Quenneville was allowed to coach the Panthers on Wednesday night against the Bruins. He was scheduled to meet with Bettman in New York on Thursday. Cheveldayoff was originally scheduled to meet with the commissioner on Monday but the meeting was moved up to Friday.
“The NHL is inclusive, The NHL includes everybody, and they let me down and they’ve let down others as well,” Beach said. “But they continue to try and protect their name over the health and the well-being of the people who put their lives on the line every day to make the NHL what it is. I hope through and through that Gary Bettman takes this seriously and that he does his due diligence, that he talks to not only them, but Stan Bowman, John McDonough, and anybody else that has information to offer before he makes his decision. Because they already let me down, they wouldn’t investigate for me, so why would they now?”
On Thursday, following the meeting with Bettman, NHL deputy commissioner Bill Daly, Panthers general manager Bill Zito and Panthers president and CEO Matthew Caldwell, Quenneville tendered his resignation.
“With deep regret and contrition, I announce my resignation as head coach of the Florida Panthers,” Quenneville said in a statement. “I want to express my sorrow for the pain this young man, Kyle Beach, has suffered. My former team the Blackhawks failed Kyle and I own my share of that. I want to reflect on how all of this happened and take the time to educate myself on ensuring hockey spaces are safe for everyone.”
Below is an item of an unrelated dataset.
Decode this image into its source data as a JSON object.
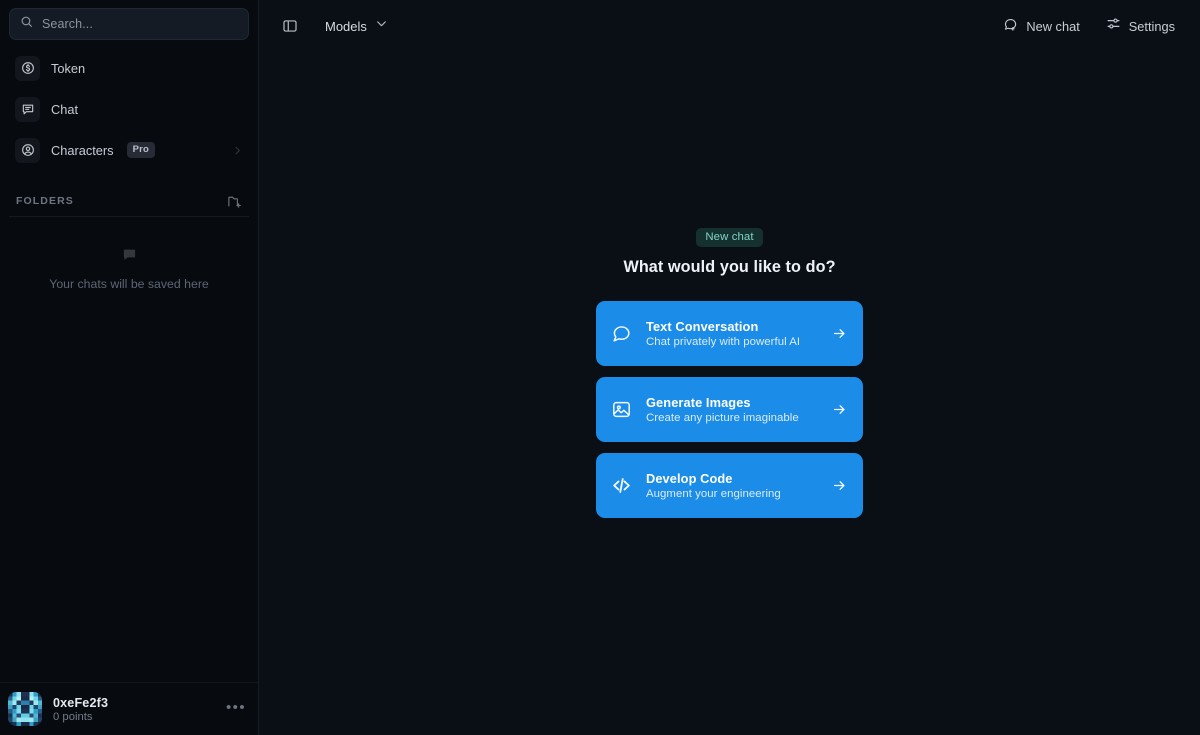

Cheveldayoff met with Bettman on Friday and the league announced he “was not responsible for the improper decisions made by the Chicago Blackhawks” and would, therefore, not be disciplined.
“While on some level, it would be easiest to paint everyone with any association to this terrible matter with the same broad brush, I believe that fundamental fairness requires a more in-depth analysis of the role of each person,” Bettman said in the NHL’s announcement. “Kevin Cheveldayoff was not a member of the Blackhawks senior leadership team in 2010, and I cannot, therefore, assign to him responsibility for the Club’s actions, or inactions. He provided a full account of his degree of involvement in the matter, which was limited exclusively to his attendance at a single meeting, and I found him to be extremely forthcoming and credible in our discussion.”
Cheveldayoff spoke to the media Tuesday alongside Jets chairman Mark Chipman. He reiterated multiple times that he did not know the extent of what Beach went through and was under the impression it was “along the lines of harassment — inappropriate texts, unwanted advances.” Had he known there was a sexual assault, Cheveldayoff said, he “would like to think that it would have risen to a different level.”
Chipman, who was emotional at times and mentioned he has personally witnessed the effects of sexual assault, stressed that the Jets are committed to being involved in change, to getting the NHL to acknowledge the “systemic problems that will require systemic solutions” and improve resources.
“I don’t know that anything we’re going to say to you today is going to necessarily do that,” Chipman said of attempting to regain public trust. “All I can tell you is what I’m committed to and that is being a part of a process that says enough. Enough. And, as I hope you gathered from my opening remarks, this is a subject that is deeply personal to me and it is to Kevin.
“So I don’t expect that you aren’t and others aren’t going to hold us accountable to what we say today. I can’t speak for every team, I can’t speak for the league and I’m not trying to avoid my responsibility as a member of this league. I can only speak from my heart, in terms of my commitment, our team’s commitment to getting this right so that somebody else isn’t coming forward months or years from now because we failed them. That’s all I can do and that’s what my commitment to you and everybody who’s listening today.”
For the full report, which was released publicly by the Blackhawks, click here.